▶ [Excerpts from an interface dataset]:
/---

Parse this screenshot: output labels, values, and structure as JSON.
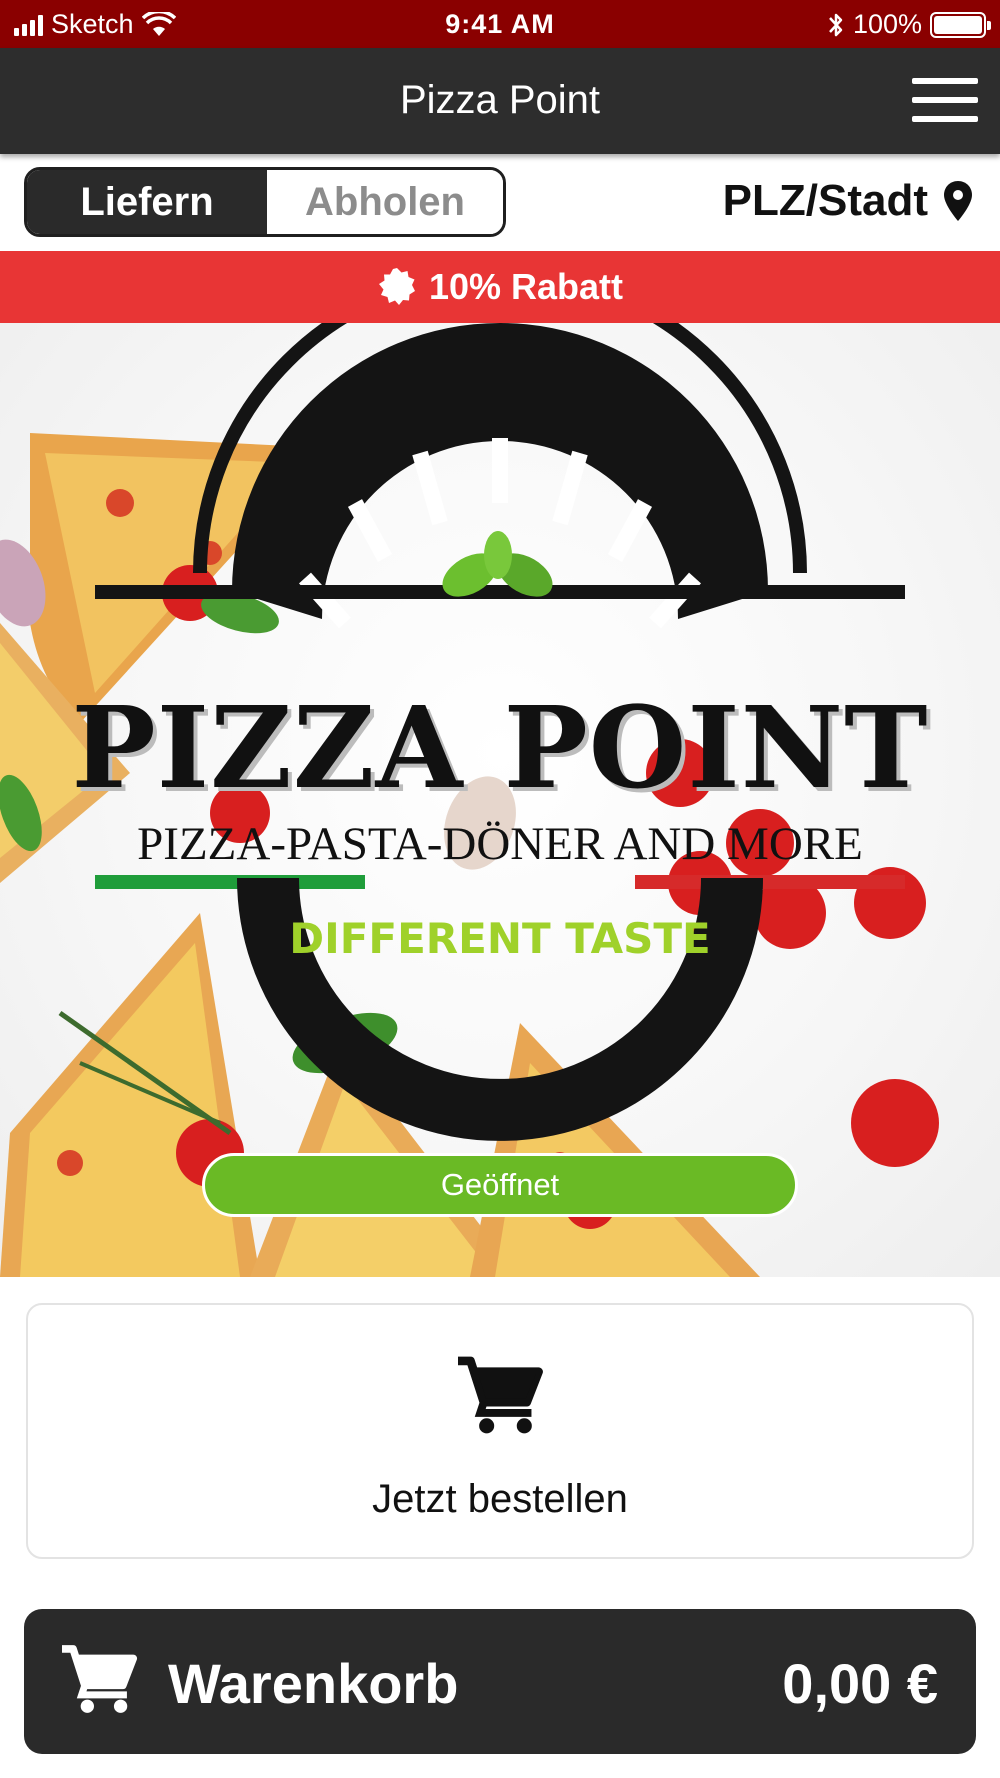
{
  "status_bar": {
    "carrier": "Sketch",
    "time": "9:41 AM",
    "battery": "100%",
    "signal_icon": "signal-bars-icon",
    "wifi_icon": "wifi-icon",
    "bluetooth_icon": "bluetooth-icon",
    "battery_icon": "battery-icon",
    "background": "#8a0000"
  },
  "nav": {
    "title": "Pizza Point",
    "menu_icon": "hamburger-menu-icon",
    "background": "#2d2d2d"
  },
  "order_mode": {
    "options": [
      "Liefern",
      "Abholen"
    ],
    "selected": "Liefern"
  },
  "location": {
    "label": "PLZ/Stadt",
    "icon": "map-pin-icon"
  },
  "discount": {
    "text": "10% Rabatt",
    "icon": "badge-icon",
    "color": "#e83535"
  },
  "hero": {
    "logo_title": "PIZZA POINT",
    "logo_subtitle": "PIZZA-PASTA-DÖNER AND MORE",
    "logo_tagline": "DIFFERENT TASTE",
    "status": "Geöffnet",
    "status_color": "#6aba25"
  },
  "order_card": {
    "label": "Jetzt bestellen",
    "icon": "cart-icon"
  },
  "basket": {
    "label": "Warenkorb",
    "total": "0,00 €",
    "icon": "cart-icon",
    "background": "#2a2a2a"
  }
}
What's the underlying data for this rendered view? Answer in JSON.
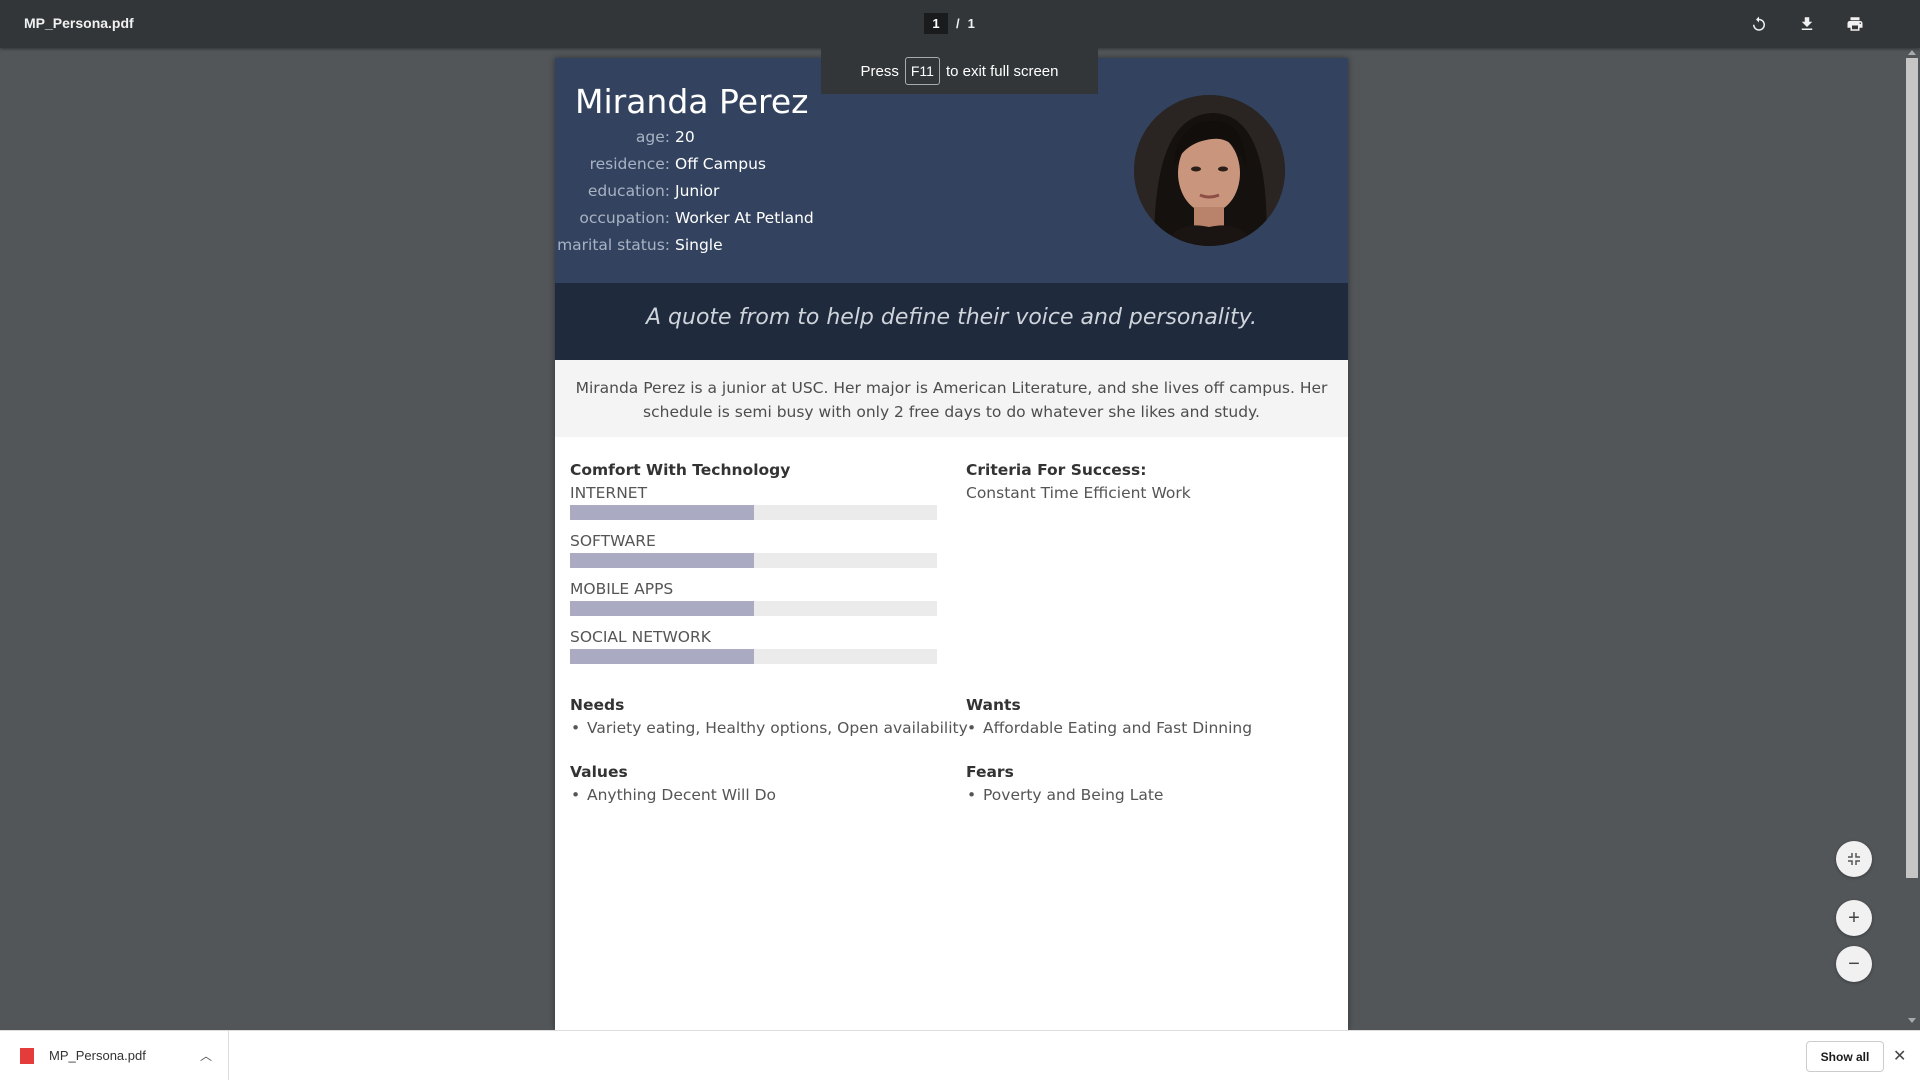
{
  "toolbar": {
    "doc_title": "MP_Persona.pdf",
    "page_current": "1",
    "page_sep": "/",
    "page_total": "1"
  },
  "toast": {
    "press": "Press",
    "key": "F11",
    "rest": "to exit full screen"
  },
  "persona": {
    "name": "Miranda Perez",
    "attributes": [
      {
        "key": "age:",
        "value": "20"
      },
      {
        "key": "residence:",
        "value": "Off Campus"
      },
      {
        "key": "education:",
        "value": "Junior"
      },
      {
        "key": "occupation:",
        "value": "Worker At Petland"
      },
      {
        "key": "marital status:",
        "value": "Single"
      }
    ],
    "quote": "A quote from to help define their voice and personality.",
    "bio": "Miranda Perez is a junior at USC. Her major is American Literature, and she lives off campus. Her schedule is semi busy with only 2 free days to do whatever she likes and study.",
    "tech": {
      "title": "Comfort With Technology",
      "bars": [
        {
          "label": "INTERNET",
          "level": 0.5
        },
        {
          "label": "SOFTWARE",
          "level": 0.5
        },
        {
          "label": "MOBILE APPS",
          "level": 0.5
        },
        {
          "label": "SOCIAL NETWORK",
          "level": 0.5
        }
      ]
    },
    "criteria": {
      "title": "Criteria For Success:",
      "text": "Constant Time Efficient Work"
    },
    "needs": {
      "title": "Needs",
      "items": [
        "Variety eating, Healthy options, Open availability"
      ]
    },
    "wants": {
      "title": "Wants",
      "items": [
        "Affordable Eating and Fast Dinning"
      ]
    },
    "values": {
      "title": "Values",
      "items": [
        "Anything Decent Will Do"
      ]
    },
    "fears": {
      "title": "Fears",
      "items": [
        "Poverty and Being Late"
      ]
    }
  },
  "download_bar": {
    "file_name": "MP_Persona.pdf",
    "show_all": "Show all"
  },
  "colors": {
    "header_bg": "#33435f",
    "quote_bg": "#1f2a3d",
    "bar_fill": "#abaac3",
    "bar_track": "#ebebeb"
  },
  "icons": {
    "rotate": "rotate-icon",
    "download": "download-icon",
    "print": "print-icon",
    "fit": "fit-to-page-icon",
    "zoom_in": "zoom-in-icon",
    "zoom_out": "zoom-out-icon",
    "pdf_file": "pdf-file-icon",
    "chevron_up": "chevron-up-icon",
    "close": "close-icon"
  }
}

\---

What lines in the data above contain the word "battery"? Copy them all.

    "battery": "100%",
    "battery_icon": "battery-icon",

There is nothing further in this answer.